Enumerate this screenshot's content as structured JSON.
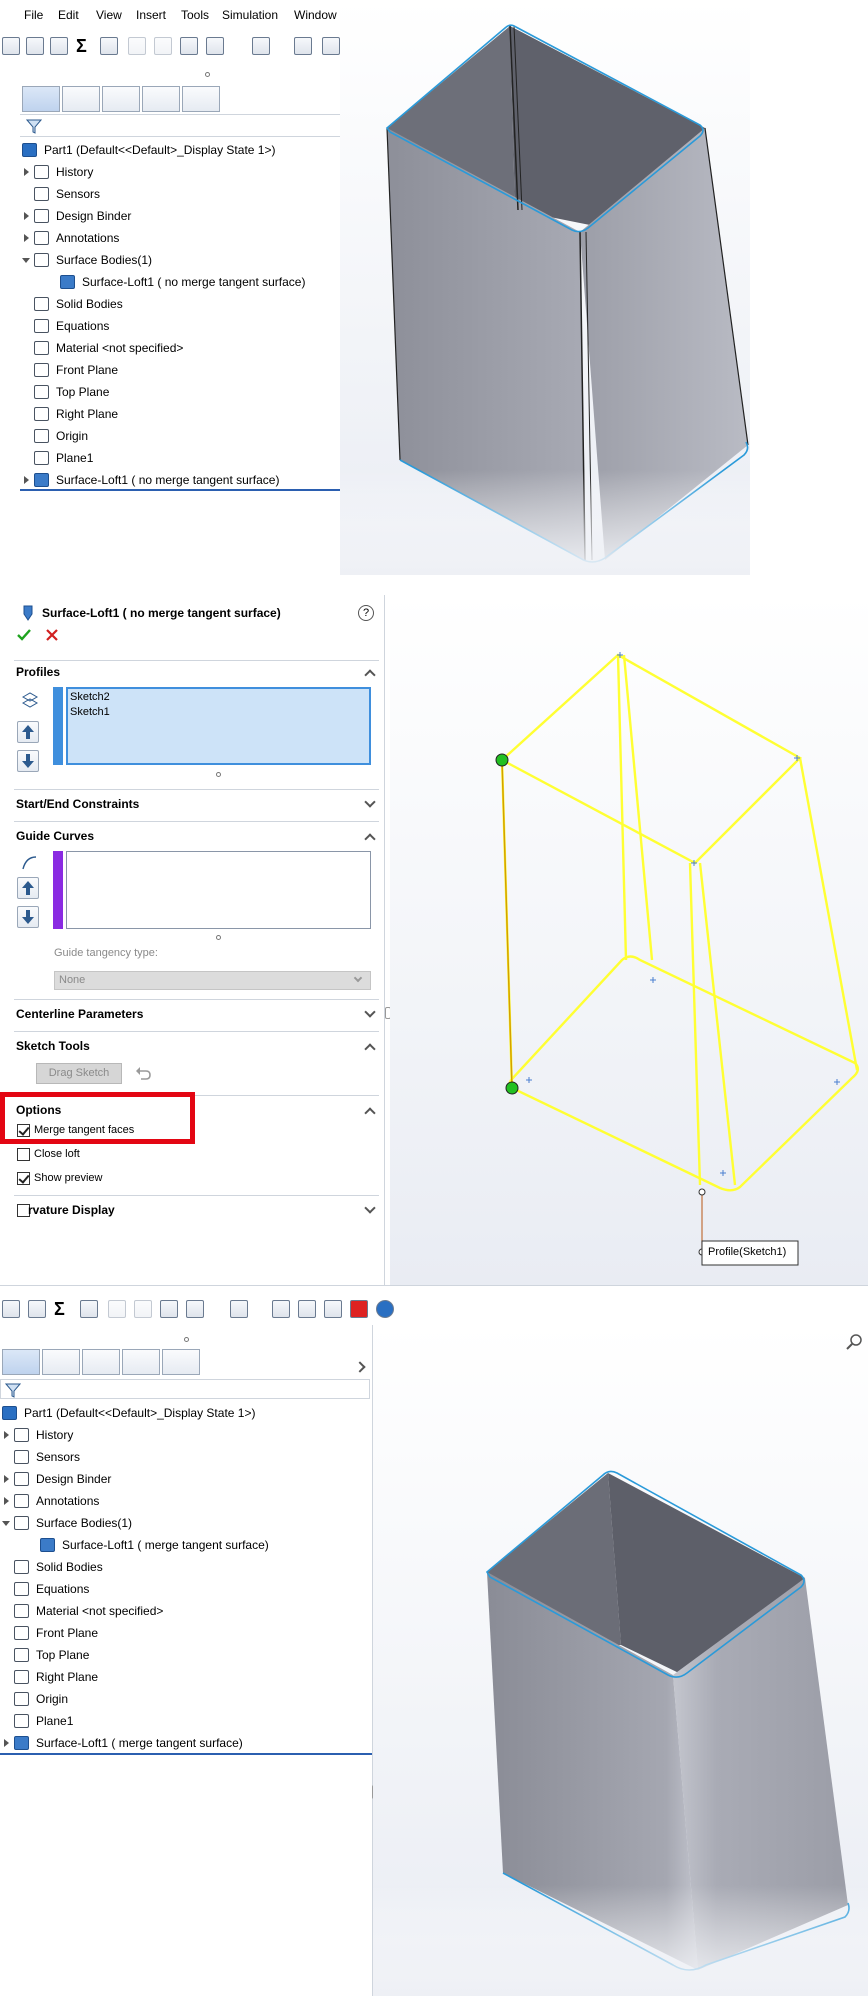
{
  "panel1": {
    "menu": [
      "File",
      "Edit",
      "View",
      "Insert",
      "Tools",
      "Simulation",
      "Window"
    ],
    "tree": {
      "root": "Part1  (Default<<Default>_Display State 1>)",
      "items": [
        {
          "label": "History",
          "icon": "history-folder-icon",
          "expand": "right"
        },
        {
          "label": "Sensors",
          "icon": "sensors-folder-icon",
          "expand": ""
        },
        {
          "label": "Design Binder",
          "icon": "design-binder-icon",
          "expand": "right"
        },
        {
          "label": "Annotations",
          "icon": "annotations-folder-icon",
          "expand": "right"
        },
        {
          "label": "Surface Bodies(1)",
          "icon": "surface-bodies-folder-icon",
          "expand": "down"
        },
        {
          "label": "Surface-Loft1 ( no merge tangent surface)",
          "icon": "surface-body-icon",
          "expand": ""
        },
        {
          "label": "Solid Bodies",
          "icon": "solid-bodies-folder-icon",
          "expand": ""
        },
        {
          "label": "Equations",
          "icon": "equations-folder-icon",
          "expand": ""
        },
        {
          "label": "Material <not specified>",
          "icon": "material-icon",
          "expand": ""
        },
        {
          "label": "Front Plane",
          "icon": "plane-icon",
          "expand": ""
        },
        {
          "label": "Top Plane",
          "icon": "plane-icon",
          "expand": ""
        },
        {
          "label": "Right Plane",
          "icon": "plane-icon",
          "expand": ""
        },
        {
          "label": "Origin",
          "icon": "origin-icon",
          "expand": ""
        },
        {
          "label": "Plane1",
          "icon": "plane-icon",
          "expand": ""
        },
        {
          "label": "Surface-Loft1 ( no merge tangent surface)",
          "icon": "loft-feature-icon",
          "expand": "right"
        }
      ]
    }
  },
  "panel2": {
    "title": "Surface-Loft1 ( no merge tangent surface)",
    "help": "?",
    "sections": {
      "profiles": "Profiles",
      "profile_items": [
        "Sketch2",
        "Sketch1"
      ],
      "start_end": "Start/End Constraints",
      "guide_curves": "Guide Curves",
      "guide_tangency_label": "Guide tangency type:",
      "guide_tangency_value": "None",
      "centerline": "Centerline Parameters",
      "sketch_tools": "Sketch Tools",
      "drag_sketch": "Drag Sketch",
      "options": "Options",
      "merge_tangent": "Merge tangent faces",
      "close_loft": "Close loft",
      "show_preview": "Show preview",
      "curvature": "rvature Display"
    },
    "checks": {
      "merge_tangent": true,
      "close_loft": false,
      "show_preview": true,
      "curvature": false
    },
    "callout": "Profile(Sketch1)",
    "colors": {
      "highlight": "#e30613",
      "preview": "#ffff33"
    }
  },
  "panel3": {
    "tree": {
      "root": "Part1  (Default<<Default>_Display State 1>)",
      "items": [
        {
          "label": "History",
          "icon": "history-folder-icon",
          "expand": "right"
        },
        {
          "label": "Sensors",
          "icon": "sensors-folder-icon",
          "expand": ""
        },
        {
          "label": "Design Binder",
          "icon": "design-binder-icon",
          "expand": "right"
        },
        {
          "label": "Annotations",
          "icon": "annotations-folder-icon",
          "expand": "right"
        },
        {
          "label": "Surface Bodies(1)",
          "icon": "surface-bodies-folder-icon",
          "expand": "down"
        },
        {
          "label": "Surface-Loft1 ( merge tangent surface)",
          "icon": "surface-body-icon",
          "expand": ""
        },
        {
          "label": "Solid Bodies",
          "icon": "solid-bodies-folder-icon",
          "expand": ""
        },
        {
          "label": "Equations",
          "icon": "equations-folder-icon",
          "expand": ""
        },
        {
          "label": "Material <not specified>",
          "icon": "material-icon",
          "expand": ""
        },
        {
          "label": "Front Plane",
          "icon": "plane-icon",
          "expand": ""
        },
        {
          "label": "Top Plane",
          "icon": "plane-icon",
          "expand": ""
        },
        {
          "label": "Right Plane",
          "icon": "plane-icon",
          "expand": ""
        },
        {
          "label": "Origin",
          "icon": "origin-icon",
          "expand": ""
        },
        {
          "label": "Plane1",
          "icon": "plane-icon",
          "expand": ""
        },
        {
          "label": "Surface-Loft1 ( merge tangent surface)",
          "icon": "loft-feature-icon",
          "expand": "right"
        }
      ]
    }
  }
}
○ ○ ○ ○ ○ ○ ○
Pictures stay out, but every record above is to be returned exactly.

▸ Answer to the exercise
Enumerate this screenshot's content as structured JSON.
{
  "panel1": {
    "menu": [
      "File",
      "Edit",
      "View",
      "Insert",
      "Tools",
      "Simulation",
      "Window"
    ],
    "tree": {
      "root": "Part1  (Default<<Default>_Display State 1>)",
      "items": [
        {
          "label": "History",
          "icon": "history-folder-icon",
          "expand": "right"
        },
        {
          "label": "Sensors",
          "icon": "sensors-folder-icon",
          "expand": ""
        },
        {
          "label": "Design Binder",
          "icon": "design-binder-icon",
          "expand": "right"
        },
        {
          "label": "Annotations",
          "icon": "annotations-folder-icon",
          "expand": "right"
        },
        {
          "label": "Surface Bodies(1)",
          "icon": "surface-bodies-folder-icon",
          "expand": "down"
        },
        {
          "label": "Surface-Loft1 ( no merge tangent surface)",
          "icon": "surface-body-icon",
          "expand": ""
        },
        {
          "label": "Solid Bodies",
          "icon": "solid-bodies-folder-icon",
          "expand": ""
        },
        {
          "label": "Equations",
          "icon": "equations-folder-icon",
          "expand": ""
        },
        {
          "label": "Material <not specified>",
          "icon": "material-icon",
          "expand": ""
        },
        {
          "label": "Front Plane",
          "icon": "plane-icon",
          "expand": ""
        },
        {
          "label": "Top Plane",
          "icon": "plane-icon",
          "expand": ""
        },
        {
          "label": "Right Plane",
          "icon": "plane-icon",
          "expand": ""
        },
        {
          "label": "Origin",
          "icon": "origin-icon",
          "expand": ""
        },
        {
          "label": "Plane1",
          "icon": "plane-icon",
          "expand": ""
        },
        {
          "label": "Surface-Loft1 ( no merge tangent surface)",
          "icon": "loft-feature-icon",
          "expand": "right"
        }
      ]
    }
  },
  "panel2": {
    "title": "Surface-Loft1 ( no merge tangent surface)",
    "help": "?",
    "sections": {
      "profiles": "Profiles",
      "profile_items": [
        "Sketch2",
        "Sketch1"
      ],
      "start_end": "Start/End Constraints",
      "guide_curves": "Guide Curves",
      "guide_tangency_label": "Guide tangency type:",
      "guide_tangency_value": "None",
      "centerline": "Centerline Parameters",
      "sketch_tools": "Sketch Tools",
      "drag_sketch": "Drag Sketch",
      "options": "Options",
      "merge_tangent": "Merge tangent faces",
      "close_loft": "Close loft",
      "show_preview": "Show preview",
      "curvature": "rvature Display"
    },
    "checks": {
      "merge_tangent": true,
      "close_loft": false,
      "show_preview": true,
      "curvature": false
    },
    "callout": "Profile(Sketch1)",
    "colors": {
      "highlight": "#e30613",
      "preview": "#ffff33"
    }
  },
  "panel3": {
    "tree": {
      "root": "Part1  (Default<<Default>_Display State 1>)",
      "items": [
        {
          "label": "History",
          "icon": "history-folder-icon",
          "expand": "right"
        },
        {
          "label": "Sensors",
          "icon": "sensors-folder-icon",
          "expand": ""
        },
        {
          "label": "Design Binder",
          "icon": "design-binder-icon",
          "expand": "right"
        },
        {
          "label": "Annotations",
          "icon": "annotations-folder-icon",
          "expand": "right"
        },
        {
          "label": "Surface Bodies(1)",
          "icon": "surface-bodies-folder-icon",
          "expand": "down"
        },
        {
          "label": "Surface-Loft1 ( merge tangent surface)",
          "icon": "surface-body-icon",
          "expand": ""
        },
        {
          "label": "Solid Bodies",
          "icon": "solid-bodies-folder-icon",
          "expand": ""
        },
        {
          "label": "Equations",
          "icon": "equations-folder-icon",
          "expand": ""
        },
        {
          "label": "Material <not specified>",
          "icon": "material-icon",
          "expand": ""
        },
        {
          "label": "Front Plane",
          "icon": "plane-icon",
          "expand": ""
        },
        {
          "label": "Top Plane",
          "icon": "plane-icon",
          "expand": ""
        },
        {
          "label": "Right Plane",
          "icon": "plane-icon",
          "expand": ""
        },
        {
          "label": "Origin",
          "icon": "origin-icon",
          "expand": ""
        },
        {
          "label": "Plane1",
          "icon": "plane-icon",
          "expand": ""
        },
        {
          "label": "Surface-Loft1 ( merge tangent surface)",
          "icon": "loft-feature-icon",
          "expand": "right"
        }
      ]
    }
  }
}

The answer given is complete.